So you’ve decided to cut the cord! Call the cable company to cancel, and watch the money flow into your savings account…right?
Here’s the deal: it’s not a simple switch. Even though the savings are very real, plenty of people are putting off cutting the cord just to avoid the headache of having to change and update hardware, apps, and figure out which options to choose. It’s enough to make your head spin.
The good news? Cutting the cord is complicated, but it’s far less complicated than it was even a few years ago. This guide will take you step by step through how to do it, and help you optimize your savings.
Step 1: Take stock of what you watch.
What are your watching habits right now? Are you a sports and live TV fan? Or are you a Netflix junkie? Maybe you have kids who love their cartoons Sunday morning. Below is a list of several of the most popular streaming providers, and how each is different.
Netflix ($8 to $12 per month): If you love shows like Orange is the New Black or House of Cards, no one needs to tell you that these shows aren’t available on cable. Netflix is only just started with ramping up their original content, and they’re likely going to be a “must-have” for a long time.
Reelgood (Free): Reelgood lets you browse all the streaming sources at once—Hulu, HBO, Netflix, AmazonPrime, FX, Showtime, Cinemax, Starz, and over 140 others are all there. Reelgood “Free Mode” filters the hundreds of shows that are free to watch via their network website, like This Is Us and The Voice on NBC.com, or Supergirl and Jane the Virgin on CW.com, for example. Yup, no need to keep buying the season through iTunes, as long as you’re willing to watch a few ads.
Hulu Plus ($8 to $12 per month): Hulu is owned by the companies who run ABC (Nashville), NBC (This Is Us), and Fox (Family Guy), and for an extra fee, you can access Showtime shows like Homeland and Billions. Hulu also has popular original content, like The Mindy Project and A Handmaid’s Tale. So long as you don’t mind watching these episodes the day after they air, Hulu is a solid pick. Bonus: you’ll be able to binge re-runs of classics like I Love Lucy, Star Trek, and Seinfeld.
Amazon Prime Video ($11 per month or $99 per year): Most people already pay for an Amazon Prime yearly membership and are shocked at the content they can access for free. To clarify, if you already have Amazon Prime, then you already have access to Amazon’s library of thousands of shows and movies—plus, their partnership with HBO gets you access to select HBO shows too.
Sling TV ($20 to $40 per month): Sling TV is probably the most similar to cable—you still get channels, rather than on-demand content. Their base package includes channels CNN, HGTV, ESPN, AMC (which has Walking Dead), A&E, and Comedy Central. It’s inexpensive and there’s no contract. Since it’s live TV, however, it requires a high speed internet connection to avoid buffering issues.
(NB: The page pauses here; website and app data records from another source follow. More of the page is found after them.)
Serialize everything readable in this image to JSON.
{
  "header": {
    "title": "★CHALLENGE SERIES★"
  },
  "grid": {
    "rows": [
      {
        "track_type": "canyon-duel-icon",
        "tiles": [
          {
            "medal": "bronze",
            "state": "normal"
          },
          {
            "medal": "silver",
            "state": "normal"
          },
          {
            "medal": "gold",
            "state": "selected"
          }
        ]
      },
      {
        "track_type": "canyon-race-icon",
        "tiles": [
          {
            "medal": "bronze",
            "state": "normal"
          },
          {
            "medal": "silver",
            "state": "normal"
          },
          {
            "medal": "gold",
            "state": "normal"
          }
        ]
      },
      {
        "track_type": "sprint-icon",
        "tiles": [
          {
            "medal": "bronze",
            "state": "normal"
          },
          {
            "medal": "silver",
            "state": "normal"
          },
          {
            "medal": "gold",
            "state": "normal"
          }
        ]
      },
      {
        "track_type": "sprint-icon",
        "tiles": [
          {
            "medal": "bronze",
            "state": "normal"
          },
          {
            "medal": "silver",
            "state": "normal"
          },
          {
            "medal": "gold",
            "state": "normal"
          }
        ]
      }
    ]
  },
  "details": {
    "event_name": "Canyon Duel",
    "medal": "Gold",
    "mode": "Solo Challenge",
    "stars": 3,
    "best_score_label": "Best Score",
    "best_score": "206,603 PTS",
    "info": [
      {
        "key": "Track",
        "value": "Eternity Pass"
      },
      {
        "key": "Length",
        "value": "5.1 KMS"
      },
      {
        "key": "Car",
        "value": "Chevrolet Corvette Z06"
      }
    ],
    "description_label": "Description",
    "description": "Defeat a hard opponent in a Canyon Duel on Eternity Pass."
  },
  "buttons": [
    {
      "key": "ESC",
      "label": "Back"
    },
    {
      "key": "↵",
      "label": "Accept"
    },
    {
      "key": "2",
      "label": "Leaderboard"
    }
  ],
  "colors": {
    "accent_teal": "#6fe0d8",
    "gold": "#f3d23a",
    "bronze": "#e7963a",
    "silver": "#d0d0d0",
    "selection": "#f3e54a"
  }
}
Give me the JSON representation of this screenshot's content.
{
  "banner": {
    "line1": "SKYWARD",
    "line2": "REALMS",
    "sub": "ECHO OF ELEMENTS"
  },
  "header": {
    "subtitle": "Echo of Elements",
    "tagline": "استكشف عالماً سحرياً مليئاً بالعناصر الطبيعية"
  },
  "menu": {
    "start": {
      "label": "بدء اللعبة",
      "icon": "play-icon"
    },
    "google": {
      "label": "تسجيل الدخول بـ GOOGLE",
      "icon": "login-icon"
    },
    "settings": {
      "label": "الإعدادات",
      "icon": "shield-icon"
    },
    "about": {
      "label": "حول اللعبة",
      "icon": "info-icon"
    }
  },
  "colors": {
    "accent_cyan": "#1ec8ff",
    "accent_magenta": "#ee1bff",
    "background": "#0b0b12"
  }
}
It only works on one device at a time, so you can’t share with the kids in college like you can with other on-demand streaming services. This is a good option if you’re not quite ready to say goodbye to live TV in favor of on-demand content.
Step 2: Consider Your Hardware (But Don’t Forget Your Laptop)
The options could make your head spin—Roku, Chromecast, FireTV, Apple TV…but what most people don’t realize is that they already have a device that will stream their favorite content—their computer, laptop, gaming console, smartphone, or tablet. Don’t jump to a SmartTV unless you really want one.
Step 3: Get Support
Every cable cutting situation is unique. There are tons of communities out there, helping each other cut the cord. One great group is Cord Cutting Tech Support on Facebook, with a highly active 16,000 members all helping each other out with the challenges and bumps along the way to becoming a cord cutter. The subreddit r/CordCutters is another great option.
So there you have it. The best part? When you cut the cord, you only pay for what you actually watch. According to The Economist, cable bills have doubled from 2008 to 2013, but disposable incomes have not, while consumers watch only a tiny fraction of the channels they’re given access to. You won’t look back once you cut the cord. What are you waiting for?